Min and max height
How high and low do you want your tripod to go? Shots aren’t always improved by shooting them at eye level (lower often works best), but it’s also about getting a comfortable working height. Check the height without the column extended, if you can.
Not all tripods come with a centre column, but most do. You can extend this upwards to increase the height of the camera, although this introduces extra wobble. On some tripods, the centre column can be rotated to produce an angled boom, which is perfect for overhead shots, macro work and table-top photography. Using the centre column does reduce the stability of the tripod, however, so is best avoided with long exposures.
Most tripods have legs that can be angled independently – which is particularly useful when working on sloping sites or in cramped areas. The standard leg angle will be fine for regular use, but it’s often useful to splay one or more legs outwards on uneven surfaces or to rest them on walls, say. Splaying out all three legs will allow you to shoot from a much lower angle.
Types of feet

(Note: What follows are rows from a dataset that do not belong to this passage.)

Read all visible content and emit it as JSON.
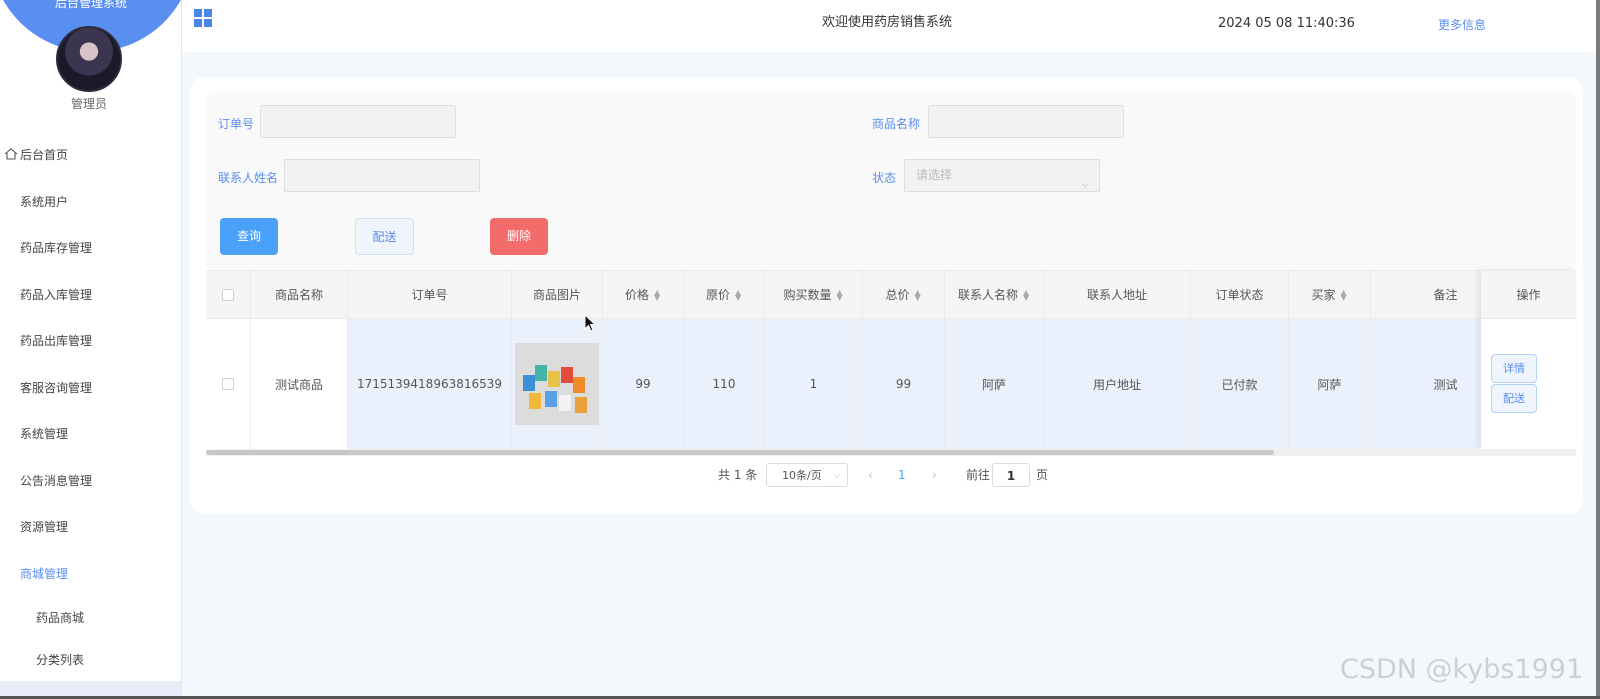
{
  "sidebar": {
    "system_name": "后台管理系统",
    "user_role": "管理员",
    "menu": [
      {
        "label": "后台首页",
        "icon": "home-icon"
      },
      {
        "label": "系统用户"
      },
      {
        "label": "药品库存管理"
      },
      {
        "label": "药品入库管理"
      },
      {
        "label": "药品出库管理"
      },
      {
        "label": "客服咨询管理"
      },
      {
        "label": "系统管理"
      },
      {
        "label": "公告消息管理"
      },
      {
        "label": "资源管理"
      },
      {
        "label": "商城管理",
        "active": true
      }
    ],
    "submenu": [
      {
        "label": "药品商城"
      },
      {
        "label": "分类列表"
      }
    ]
  },
  "header": {
    "title": "欢迎使用药房销售系统",
    "datetime": "2024 05 08 11:40:36",
    "more_info": "更多信息"
  },
  "filters": {
    "order_no_label": "订单号",
    "product_name_label": "商品名称",
    "contact_name_label": "联系人姓名",
    "status_label": "状态",
    "status_placeholder": "请选择"
  },
  "buttons": {
    "query": "查询",
    "ship": "配送",
    "delete": "删除"
  },
  "table": {
    "columns": [
      "商品名称",
      "订单号",
      "商品图片",
      "价格",
      "原价",
      "购买数量",
      "总价",
      "联系人名称",
      "联系人地址",
      "订单状态",
      "买家",
      "备注",
      "操作"
    ],
    "rows": [
      {
        "product_name": "测试商品",
        "order_no": "1715139418963816539",
        "price": "99",
        "original_price": "110",
        "quantity": "1",
        "total": "99",
        "contact_name": "阿萨",
        "contact_address": "用户地址",
        "status": "已付款",
        "buyer": "阿萨",
        "remark": "测试",
        "actions": [
          "详情",
          "配送"
        ]
      }
    ]
  },
  "pagination": {
    "total": "共 1 条",
    "page_size": "10条/页",
    "current_page": "1",
    "goto_label": "前往",
    "goto_value": "1",
    "page_unit": "页"
  },
  "watermark": "CSDN @kybs1991",
  "colors": {
    "accent": "#5b8ef0",
    "query_button": "#4ba0f8",
    "delete_button": "#f46b6b",
    "sidebar_header": "#5a8ff2"
  }
}
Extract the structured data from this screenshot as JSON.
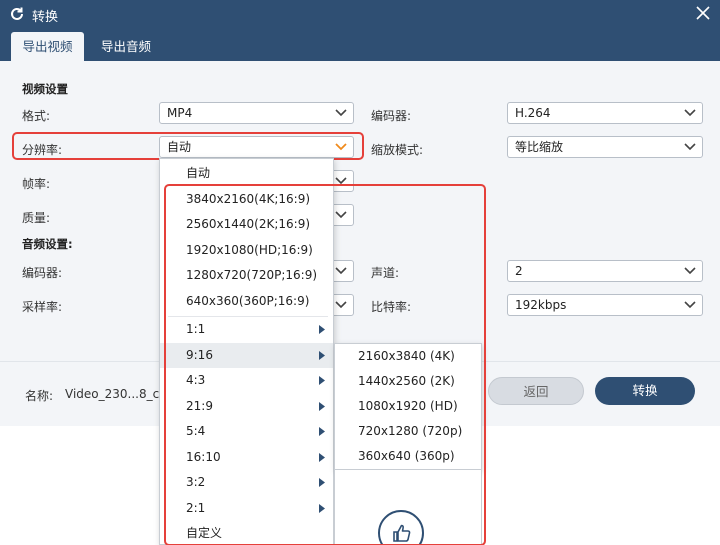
{
  "window": {
    "title": "转换"
  },
  "tabs": [
    {
      "label": "导出视频"
    },
    {
      "label": "导出音频"
    }
  ],
  "video_settings": {
    "section_title": "视频设置",
    "format": {
      "label": "格式:",
      "value": "MP4"
    },
    "encoder": {
      "label": "编码器:",
      "value": "H.264"
    },
    "resolution": {
      "label": "分辨率:",
      "value": "自动"
    },
    "zoom_mode": {
      "label": "缩放模式:",
      "value": "等比缩放"
    },
    "frame_rate": {
      "label": "帧率:"
    },
    "quality": {
      "label": "质量:"
    }
  },
  "audio_settings": {
    "section_title": "音频设置:",
    "encoder": {
      "label": "编码器:"
    },
    "channel": {
      "label": "声道:",
      "value": "2"
    },
    "sample_rate": {
      "label": "采样率:"
    },
    "bitrate": {
      "label": "比特率:",
      "value": "192kbps"
    }
  },
  "footer": {
    "name_label": "名称:",
    "name_value": "Video_230...8_c",
    "back_label": "返回",
    "convert_label": "转换"
  },
  "resolution_dropdown": {
    "items": [
      {
        "label": "自动"
      },
      {
        "label": "3840x2160(4K;16:9)"
      },
      {
        "label": "2560x1440(2K;16:9)"
      },
      {
        "label": "1920x1080(HD;16:9)"
      },
      {
        "label": "1280x720(720P;16:9)"
      },
      {
        "label": "640x360(360P;16:9)"
      }
    ],
    "ratio_items": [
      {
        "label": "1:1",
        "has_submenu": true
      },
      {
        "label": "9:16",
        "has_submenu": true,
        "highlighted": true
      },
      {
        "label": "4:3",
        "has_submenu": true
      },
      {
        "label": "21:9",
        "has_submenu": true
      },
      {
        "label": "5:4",
        "has_submenu": true
      },
      {
        "label": "16:10",
        "has_submenu": true
      },
      {
        "label": "3:2",
        "has_submenu": true
      },
      {
        "label": "2:1",
        "has_submenu": true
      },
      {
        "label": "自定义",
        "has_submenu": false
      }
    ]
  },
  "submenu_9_16": {
    "items": [
      {
        "label": "2160x3840 (4K)"
      },
      {
        "label": "1440x2560 (2K)"
      },
      {
        "label": "1080x1920 (HD)"
      },
      {
        "label": "720x1280 (720p)"
      },
      {
        "label": "360x640 (360p)"
      }
    ]
  },
  "icons": {
    "title": "refresh-icon",
    "close": "close-icon",
    "dropdown": "chevron-down-icon",
    "submenu": "chevron-right-icon",
    "feedback": "thumbs-up-icon"
  },
  "colors": {
    "titlebar": "#2f4f73",
    "highlight_border": "#e5403a",
    "active_chevron": "#f08a1c",
    "body_bg": "#f3f5f8"
  }
}
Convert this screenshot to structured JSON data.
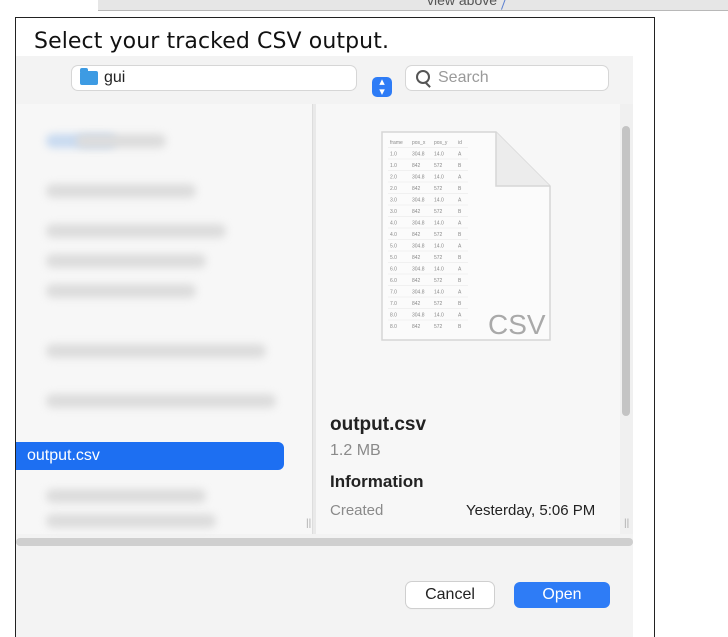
{
  "background_peek": {
    "text": "view above"
  },
  "caption": "Select your tracked CSV output.",
  "dialog": {
    "folder_popup": {
      "label": "gui",
      "icon": "folder-icon"
    },
    "search": {
      "placeholder": "Search",
      "icon": "search-icon"
    },
    "file_list": {
      "selected_item": "output.csv"
    },
    "preview": {
      "icon_badge": "CSV",
      "file_name": "output.csv",
      "file_size": "1.2 MB",
      "info_heading": "Information",
      "info_rows": [
        {
          "label": "Created",
          "value": "Yesterday, 5:06 PM"
        }
      ],
      "thumbnail_table": {
        "headers": [
          "frame",
          "pos_x",
          "pos_y",
          "id"
        ],
        "rows": [
          [
            "1.0",
            "304.8",
            "14.0",
            "A"
          ],
          [
            "1.0",
            "842",
            "572",
            "B"
          ],
          [
            "2.0",
            "304.8",
            "14.0",
            "A"
          ],
          [
            "2.0",
            "842",
            "572",
            "B"
          ],
          [
            "3.0",
            "304.8",
            "14.0",
            "A"
          ],
          [
            "3.0",
            "842",
            "572",
            "B"
          ],
          [
            "4.0",
            "304.8",
            "14.0",
            "A"
          ],
          [
            "4.0",
            "842",
            "572",
            "B"
          ],
          [
            "5.0",
            "304.8",
            "14.0",
            "A"
          ],
          [
            "5.0",
            "842",
            "572",
            "B"
          ],
          [
            "6.0",
            "304.8",
            "14.0",
            "A"
          ],
          [
            "6.0",
            "842",
            "572",
            "B"
          ],
          [
            "7.0",
            "304.8",
            "14.0",
            "A"
          ],
          [
            "7.0",
            "842",
            "572",
            "B"
          ],
          [
            "8.0",
            "304.8",
            "14.0",
            "A"
          ],
          [
            "8.0",
            "842",
            "572",
            "B"
          ]
        ]
      }
    },
    "buttons": {
      "cancel": "Cancel",
      "open": "Open"
    },
    "colors": {
      "accent": "#2e7cf6",
      "selection": "#1d6ff2",
      "folder": "#3d9be3"
    }
  }
}
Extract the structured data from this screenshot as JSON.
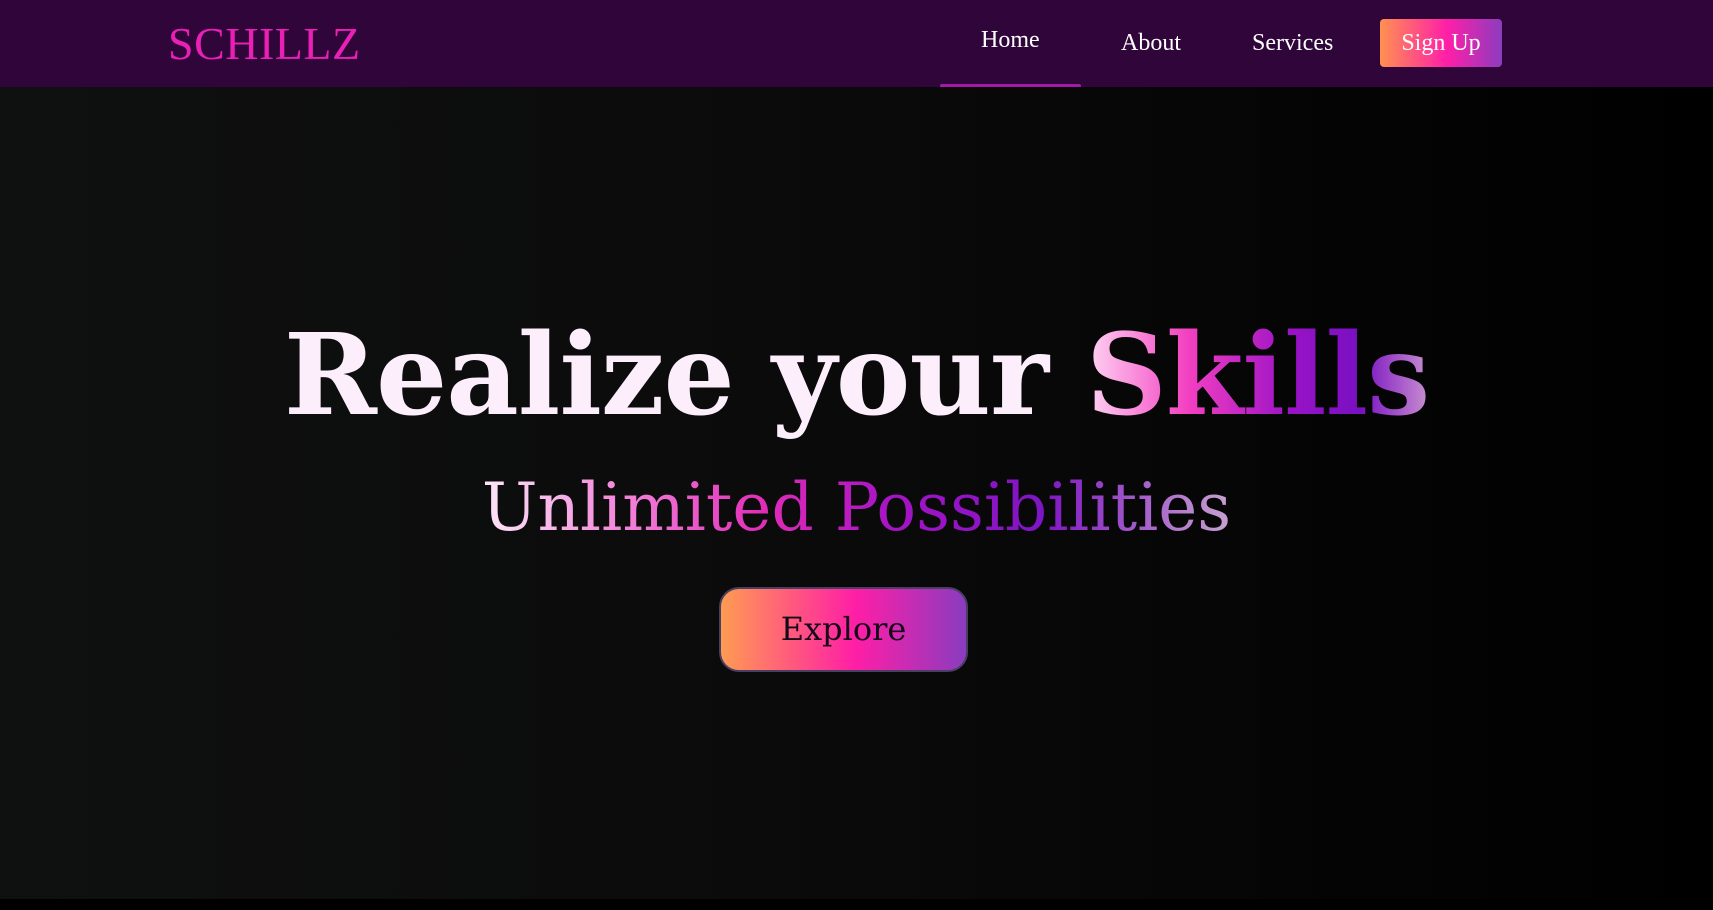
{
  "navbar": {
    "logo": "SCHILLZ",
    "links": [
      {
        "label": "Home",
        "active": true
      },
      {
        "label": "About",
        "active": false
      },
      {
        "label": "Services",
        "active": false
      }
    ],
    "signup_label": "Sign Up"
  },
  "hero": {
    "title_prefix": "Realize your ",
    "title_accent": "Skills",
    "subtitle": "Unlimited Possibilities",
    "cta_label": "Explore"
  },
  "colors": {
    "navbar_bg": "#30053a",
    "logo": "#e91fb6",
    "active_underline": "#a31aa8",
    "gradient_orange": "#ff9150",
    "gradient_pink": "#ff1fa8",
    "gradient_purple": "#8c3cbf"
  }
}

Rubber feet are fine on most surfaces but best on carpets and wooden floors, where you don’t want to cause damage. Metal spikes are good for soft and uneven ground. Some tripods have rubber feet, which can be screwed back to reveal spikes.